This last storm came down in a narrow line and missed Northland and Auckland by about four hundred kilometres but what if it had hit Auckland which has a population of 1.3 million people?
A quick look at Auckland Councils flood mapping https://geomapspublic.aucklandcouncil.govt.nz/viewer/index.html which is similar to our FNDC flood maps shows that there is an alarming amount of infrastructure, South of the bridge that is susceptible to flooding including Auckland airport, motorways and housing. Spending a bit of time looking at the flood maps with overlays that include flood prone areas, flood plains and overland flow paths I would suggest that thousands of houses will be flooded and this is not sea level rise, which is pretty bad, but rainfall.
The reason Auckland is so important to us is that it is one third of our economy and if it is incapacitated, we all suffer economically.
Damaging floods vary considerably from area to area so that Nelson has devastating floods with 271nn while Kerikeri had 209mm with minimal damage in the same period. This is because Kerikeri is accustomed to heavier rain storms, it is hilly and drains quickly and a major factor in flooding is the rate at which the rain falls.

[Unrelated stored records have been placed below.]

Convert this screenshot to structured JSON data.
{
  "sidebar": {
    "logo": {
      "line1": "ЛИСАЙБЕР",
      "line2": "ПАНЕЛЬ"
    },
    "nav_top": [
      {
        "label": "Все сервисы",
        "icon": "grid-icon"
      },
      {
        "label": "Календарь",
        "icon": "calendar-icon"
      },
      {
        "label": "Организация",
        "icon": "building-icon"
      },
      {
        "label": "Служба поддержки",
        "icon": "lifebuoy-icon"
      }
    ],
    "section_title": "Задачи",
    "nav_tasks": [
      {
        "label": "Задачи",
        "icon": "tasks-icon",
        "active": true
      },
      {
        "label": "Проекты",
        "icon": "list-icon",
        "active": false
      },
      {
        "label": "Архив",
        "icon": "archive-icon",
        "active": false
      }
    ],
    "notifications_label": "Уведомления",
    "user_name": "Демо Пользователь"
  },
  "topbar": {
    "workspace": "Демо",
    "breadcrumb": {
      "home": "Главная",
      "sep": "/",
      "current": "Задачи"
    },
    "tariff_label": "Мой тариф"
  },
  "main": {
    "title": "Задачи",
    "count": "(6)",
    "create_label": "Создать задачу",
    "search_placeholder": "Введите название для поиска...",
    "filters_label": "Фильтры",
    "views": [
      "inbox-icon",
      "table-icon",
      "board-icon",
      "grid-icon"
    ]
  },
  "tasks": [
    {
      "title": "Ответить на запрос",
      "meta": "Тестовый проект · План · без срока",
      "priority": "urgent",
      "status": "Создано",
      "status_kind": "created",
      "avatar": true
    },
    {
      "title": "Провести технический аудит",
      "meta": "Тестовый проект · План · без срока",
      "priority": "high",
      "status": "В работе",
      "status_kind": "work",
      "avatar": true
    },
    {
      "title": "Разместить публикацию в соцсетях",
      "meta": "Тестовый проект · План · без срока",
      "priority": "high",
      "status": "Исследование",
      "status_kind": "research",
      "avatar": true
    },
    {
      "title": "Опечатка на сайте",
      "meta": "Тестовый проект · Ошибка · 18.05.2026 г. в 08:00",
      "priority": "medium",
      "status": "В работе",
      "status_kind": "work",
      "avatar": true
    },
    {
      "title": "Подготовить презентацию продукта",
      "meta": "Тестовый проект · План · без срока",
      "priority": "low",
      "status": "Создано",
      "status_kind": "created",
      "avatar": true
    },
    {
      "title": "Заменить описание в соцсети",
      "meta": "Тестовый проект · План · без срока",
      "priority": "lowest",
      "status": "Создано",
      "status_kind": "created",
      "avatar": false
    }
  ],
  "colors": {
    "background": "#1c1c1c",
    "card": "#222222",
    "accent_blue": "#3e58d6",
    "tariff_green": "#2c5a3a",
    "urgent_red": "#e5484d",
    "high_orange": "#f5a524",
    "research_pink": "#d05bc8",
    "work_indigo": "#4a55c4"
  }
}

My website http://climateoutcome.kiwi.nz/ explains how the rate at which rainfall causes floods but if Kerikeri floods at a rate of 25mm and hour I suspect that Auckland would flood at only 15mm an hour because it is so flat and there is nowhere for the water to drain away quickly.
The main point is that we can’t rely on what has happened in the past to predict the future but must build and protect for what is likely to come and, as we are finding, it is becoming very urgent and very expensive if we do nothing.
In the upcoming Mayoral elections, the contenders are talking about making millions from developing the waterfront but nobody is looking at the risks the city is facing.
k here to edit.